Post: Words that Rhyme [or Songwriting "Rules"]

Words That Rhyme [or, Songwriting “Rules”]

I recently received a message from a disgruntled fan with an artistic bone to pick. He was writing to inform me that “last does not rhyme with glass“, adding: “it was a huge mistake to put such a glaring error in the first track”

Duly noted. (He was referring, of course, to the chorus line of “St. Brigid’s Fire”, the opening track on The Spark.)

But believe it or not, this isn’t the first time someone has brought up the issue of rhymes [or lack thereof] in one my songs. One of the earliest comments left under my most viewed video to date reads, in part:  “your lyrics, though fantastic, don’t really have a set scheme for rhyme or anything. I know songs don’t have to have that., I was just noticing.”

Concerning the first message, I’ll defer to the insights of California-based poet [and expert wordsmith] Dan Nicholls, who says:

“Half rhyme is a feature and not a bug! Or at least it’s in constant use. We like it (and notice it) so much we have a slew of names for it—slant, off, partial, etc. Add to this the stretchability of the other building blocks of our lyric sense—syllable and stress—and how hard our rhyme has to be (to be pleasing) is even less certain. Syllables pack in a number of sounds into the same unit and stress lets us swallow or explode sounds almost at will. And then there’s regional accent! Our language is inherently playful and stretchy.”

The other comment about my lyrics not really having “a set scheme for rhyme” was particularly interesting to me when I first saw it five years ago. Comments like it get me, as a songwriter, asking questions about the “rules” of songwriting. Questions like: Are there rules for songwriting?

Some songwriters might answer that question with an emphatic, Of course, there are rules! I’m inclined to answer, simply, No. A set rhyme scheme isn’t necessary. Bridges aren’t necessary. Choruses aren’t even necessary! A song can be amazing without any of those things. Here’s proof.

From the initial composition of the music to a song’s final arrangement, production, lyrical form, structure, and intended meaning (if any meaning was intended), the songwriting process is so utterly subjective and personal that to apply rules to it would be to limit the personal expression. And isn’t that the whole point? An artist creates something personal, shares it, and that “something personal” resonates with some audience somewhere for some reason, thereby becoming something so much more, something interpersonal, something communal.

One of the most interesting albums I’ve purchased in the last few years was Derek Webb‘s 2012 concept album Ctrl. It defies genre and convention. In Webb’s own words, the album is “both personal autopsy and cultural observation about how we use technology to try and control our lives”. It’s one of the most innovative and challenging concept albums since Sufjan Stevens’ The Age of Adz. It’s a sonic trip through life, death, and re-animation, featuring nylon stringed classical guitars, drum machines, electronic effects, and Sacred Harp singing (which I had never heard of before this record). While it’s not an album I listen to all that often, it is an album that I thoroughly enjoy and appreciate listening to. I’ve relished [on numerous occasions] the experience of listening to it with other people and talking about it with them.

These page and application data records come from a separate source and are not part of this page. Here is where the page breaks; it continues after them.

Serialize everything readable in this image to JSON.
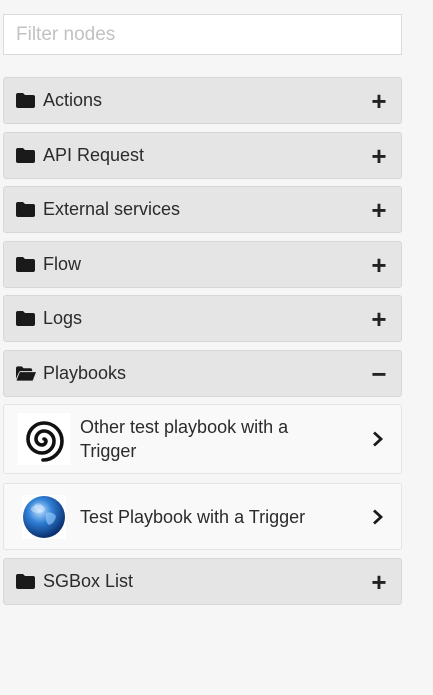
{
  "filter": {
    "placeholder": "Filter nodes",
    "value": ""
  },
  "categories": [
    {
      "label": "Actions",
      "state": "collapsed",
      "toggle": "+"
    },
    {
      "label": "API Request",
      "state": "collapsed",
      "toggle": "+"
    },
    {
      "label": "External services",
      "state": "collapsed",
      "toggle": "+"
    },
    {
      "label": "Flow",
      "state": "collapsed",
      "toggle": "+"
    },
    {
      "label": "Logs",
      "state": "collapsed",
      "toggle": "+"
    },
    {
      "label": "Playbooks",
      "state": "expanded",
      "toggle": "−"
    },
    {
      "label": "SGBox List",
      "state": "collapsed",
      "toggle": "+"
    }
  ],
  "playbooks": {
    "items": [
      {
        "label": "Other test playbook with a Trigger",
        "icon": "spiral-icon"
      },
      {
        "label": "Test Playbook with a Trigger",
        "icon": "globe-icon"
      }
    ]
  },
  "colors": {
    "background": "#f6f6f6",
    "category_bg": "#e5e5e5",
    "item_bg": "#f9f9f9",
    "text": "#2b2b2b"
  }
}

Despite the fact that he came to the table with something totally different and original, Ctrl didn’t find as much commercial success as some of Webb’s previous records, prompting this Tweet shortly after the albums release:

Those interested in the mechanics of the craft have no doubt noticed common norms and conventions in songwriting, especially in pop music. But norms and conventions are only “standards” or “rules” for the music business. The business needs a product with a pattern, with a formula, in order to feel safer about marketing and selling its “art”. The problem many independent artists have with this idea is that art loses so much of its personality and authenticity when it’s so heavily processed and so deliberately custom-tailored to fit into a professionally packaged commercial product. This is precisely why Kickstarter, IndieGoGo, and more recent movements like Love Good Music have become so attractive to artists and their supporters as an alternative means of funding their artistic projects: it takes the chains off, frees the creativity from the demands of commercial viability.

As an exercise, tune in to your local pop or contemporary Christian radio station for just 10 minutes. Assuming those 10 minutes are commercial-free, odds are you’ll hear at least two songs with the following structure:

VERSE > VERSE > CHORUS > VERSE > CHORUS > BRIDGE > CHORUS (where most of the music drops out) > CHORUS (with music back in) > end song

This is a popular music industry formula. My purpose in acknowledging it is not to denounce the formula outright, for doing so would be to [ironically] impose a rule on songwriting. Besides, I’ve used that very formula in several songs of my own. When it works, it works. And that, I suppose, is my point, is my purpose: to make a song work as best I can, no matter how many norms and conventions I may have to disregard in order to feel like I’ve made something unique, something interesting. That’s the goal. And, as Flannery said:

Flannery O'Connor

So…sorry, disgruntled fan. If rhyming “last” with “glass” is too rough an assault on your senses, just skip to the next track. But watch out: in track #2 I rhyme “hide” with “find”.